### PROBLEM DETAILS
Give the count of lines below that include the word "ファイル", and say nothing else.

* * *

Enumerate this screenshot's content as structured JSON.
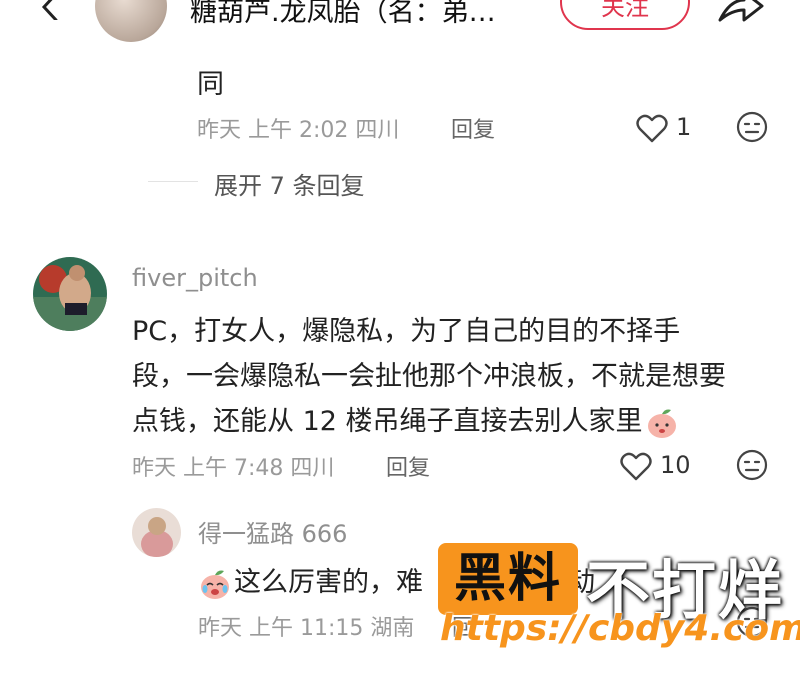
{
  "header": {
    "title": "糖葫芦.龙凤胎（名：弟…",
    "follow_label": "关注"
  },
  "comment_top": {
    "text": "同",
    "time": "昨天 上午 2:02 四川",
    "reply_label": "回复",
    "like_count": "1",
    "expand_label": "展开 7 条回复"
  },
  "comment_main": {
    "username": "fiver_pitch",
    "lines": [
      "PC，打女人，爆隐私，为了自己的目的不择手",
      "段，一会爆隐私一会扯他那个冲浪板，不就是想要",
      "点钱，还能从 12 楼吊绳子直接去别人家里"
    ],
    "time": "昨天 上午 7:48 四川",
    "reply_label": "回复",
    "like_count": "10"
  },
  "comment_reply": {
    "username": "得一猛路 666",
    "text_start": "这么厉害的，难",
    "text_end": "动",
    "time": "昨天 上午 11:15 湖南",
    "reply_label": "回"
  },
  "watermark": {
    "box": "黑料",
    "text": "不打烊",
    "url": "https://cbdy4.com"
  },
  "colors": {
    "accent": "#e0354d",
    "watermark_orange": "#f7941d"
  }
}
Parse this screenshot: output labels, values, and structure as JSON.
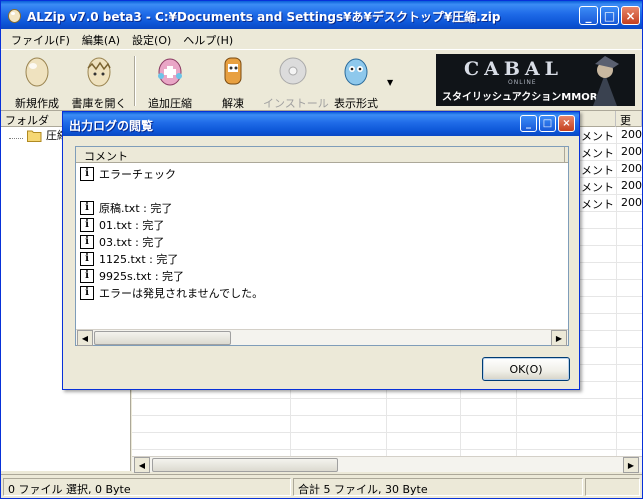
{
  "window": {
    "title": "ALZip v7.0 beta3 - C:¥Documents and Settings¥あ¥デスクトップ¥圧縮.zip"
  },
  "menu": [
    "ファイル(F)",
    "編集(A)",
    "設定(O)",
    "ヘルプ(H)"
  ],
  "toolbar": {
    "new": "新規作成",
    "open": "書庫を開く",
    "add": "追加圧縮",
    "extract": "解凍",
    "install": "インストール",
    "view": "表示形式"
  },
  "banner": {
    "logo": "CABAL",
    "sub": "ONLINE",
    "tagline": "スタイリッシュアクションMMORPG"
  },
  "folder_pane": {
    "header": "フォルダ",
    "item": "圧縮"
  },
  "file_pane": {
    "col_more": "更",
    "rows": [
      {
        "comment": "メント",
        "date": "200"
      },
      {
        "comment": "メント",
        "date": "200"
      },
      {
        "comment": "メント",
        "date": "200"
      },
      {
        "comment": "メント",
        "date": "200"
      },
      {
        "comment": "メント",
        "date": "200"
      }
    ]
  },
  "status": {
    "left": "0 ファイル 選択,  0 Byte",
    "right": "合計 5 ファイル,  30 Byte"
  },
  "dialog": {
    "title": "出力ログの閲覧",
    "column": "コメント",
    "lines": [
      "エラーチェック",
      "",
      "原稿.txt : 完了",
      "01.txt : 完了",
      "03.txt : 完了",
      "1125.txt : 完了",
      "9925s.txt : 完了",
      "エラーは発見されませんでした。"
    ],
    "info_glyph": "i",
    "ok": "OK(O)"
  },
  "colors": {
    "titlebar": "#0a5fd8",
    "face": "#ece9d8"
  },
  "icons": [
    "app-icon",
    "egg-icon",
    "open-egg-icon",
    "add-compress-icon",
    "extract-icon",
    "install-disc-icon",
    "view-format-icon",
    "folder-icon",
    "info-icon"
  ]
}
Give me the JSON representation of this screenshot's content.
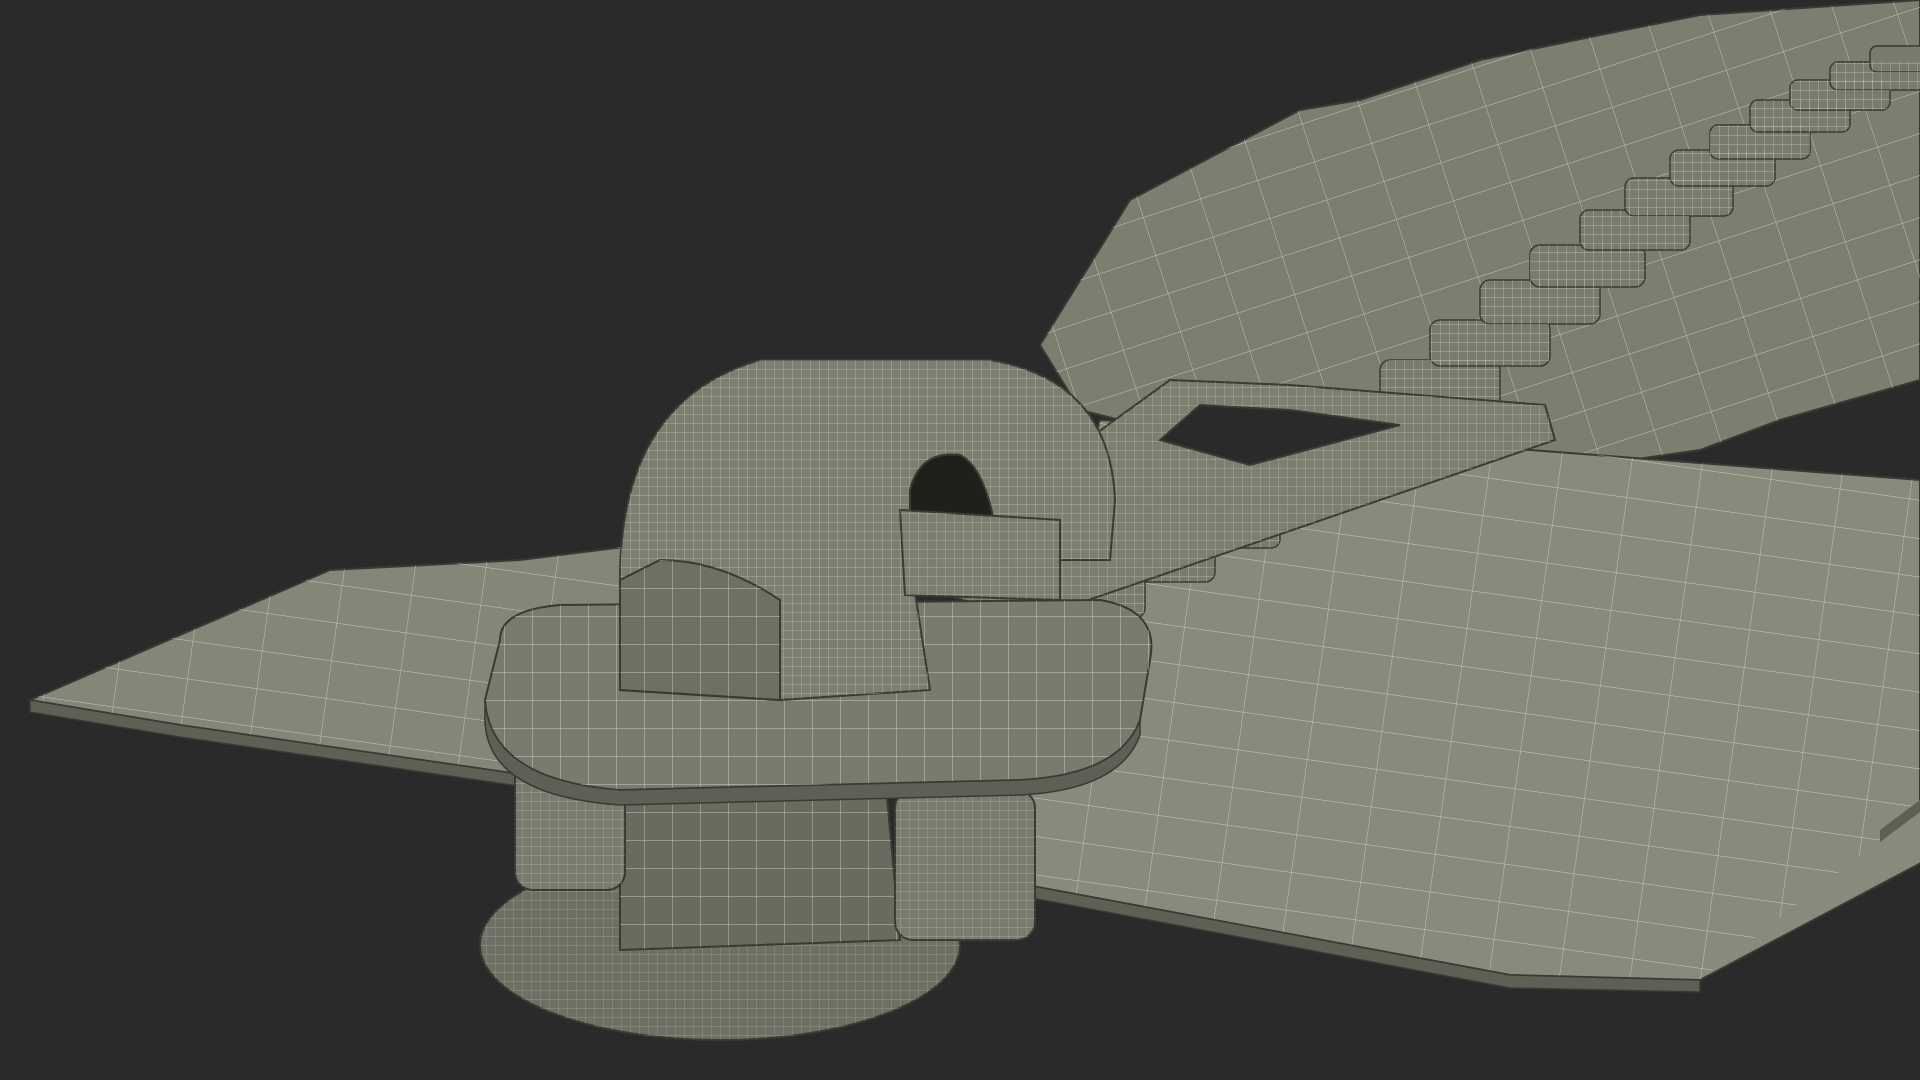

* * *

### EXERCISE ANSWER
3